The potential of the coronary veins for revascularization has been evaluated by many investigators for more than a century. The major hurdle has been the damage of veins during sudden exposure to arterial pressure. The solution to this problem has typically involved the use of intricate and complicated apparatus and devices, which has prevented routine clinical utility in the catheterization laboratory. This review examines this old concept from a new perspective and proposes a novel hypothesis to address previous shortcomings. We speculate on an approach that may serve to eliminate the edema and hemorrhage that result during venous retroperfusion as the pressure is suddenly increased to arterial values. We propose the rationale to increase the venous pressure to arterial values more gradually to allow prearterializations of the veins before full exposure of arterial pressure. Finally, we discuss various possible indications for this selective autoretroperfusion strategy to combat myocardial ischemia in cardiogenic shock patients, ST-elevation myocardial infarct patients, no-option patients, and beyond.
- Coronary veins
- Myocardial ischemia
ASJC Scopus subject areas

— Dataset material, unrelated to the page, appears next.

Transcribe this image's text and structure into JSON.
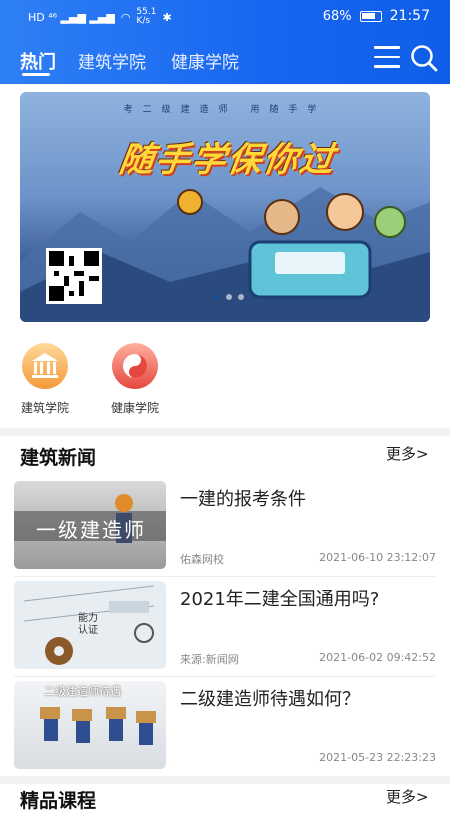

- Physiology (medical)
- Orthopedics and Sports Medicine
- Physical Therapy, Sports Therapy and Rehabilitation